Have fun. Don’t make eating a chore or responsibility. Allow children to participate in grocery shopping, meal planning and cooking, so they can develop an interest in healthy eating naturally. Talk to children about how a balanced diet includes foods from all of the four food groups. The National Peanut Board has lesson plans available for educators, which dietitians and parents can also use to help children learn about peanuts.
Eat breakfast. Children should start the day with a good breakfast to feel and do their best. According to the Dietitians of Canada, children who eat breakfast are more alert at school, have healthier weights than those who skip breakfast and are more likely to get the nutrients they need each day.
Avoid unhealthy snacks. Young children have small stomachs that fill up and empty quickly, so it's natural that they'll want a snack or two in between meals. High-sugar and sodium-filled snacks should be avoided, but this doesn't mean you have to discourage snacking entirely. Fill your grocery cart with fruits and vegetables and other healthy snacks.
Let children have some control. Give children simple tasks, such as serving rice or vegetables at the dinner table. Teach them about the nutrition in the different food groups, but encourage children to make their own decisions about what and how much to eat.
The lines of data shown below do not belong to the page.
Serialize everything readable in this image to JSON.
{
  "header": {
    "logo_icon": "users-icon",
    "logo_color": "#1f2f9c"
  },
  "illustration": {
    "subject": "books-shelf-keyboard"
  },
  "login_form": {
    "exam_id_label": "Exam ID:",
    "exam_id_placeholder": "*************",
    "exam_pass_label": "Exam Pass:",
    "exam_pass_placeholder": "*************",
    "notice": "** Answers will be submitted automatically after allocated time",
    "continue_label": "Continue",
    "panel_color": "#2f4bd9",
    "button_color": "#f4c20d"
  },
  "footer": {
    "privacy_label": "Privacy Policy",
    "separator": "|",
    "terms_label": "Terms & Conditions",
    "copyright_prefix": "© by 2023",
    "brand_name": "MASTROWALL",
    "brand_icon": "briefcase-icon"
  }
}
Try something new. Healthy eating doesn't have to be boring and it could be more than just carrot sticks and kale juice. The Peanut Bureau of Canada (PBC) offers a wide range of innovative, delicious and healthy recipes that you can try at home.
Home-cooked meals are better for children. Although there are many healthy dining options available, children who eat home-prepared meals are more likely to get a balanced diet.¹ With a little bit of planning, cooking at home can become a more enjoyable process.
You are the role model. Parents should keep in mind that they are the role models for their kids. Children love to mimic what their parents do and are likely to enjoy a variety of foods and develop healthy eating habits if this is what they see.
¹ Eat Well Play Well – At Home. Dietitians of Canada. October 30 2012 http://www.dietitians.ca/Nutrition-Resources-A-Z/Factsheets/Toddlers-and-School-Age/Eat-Well-Play-Well-At-Home.aspx.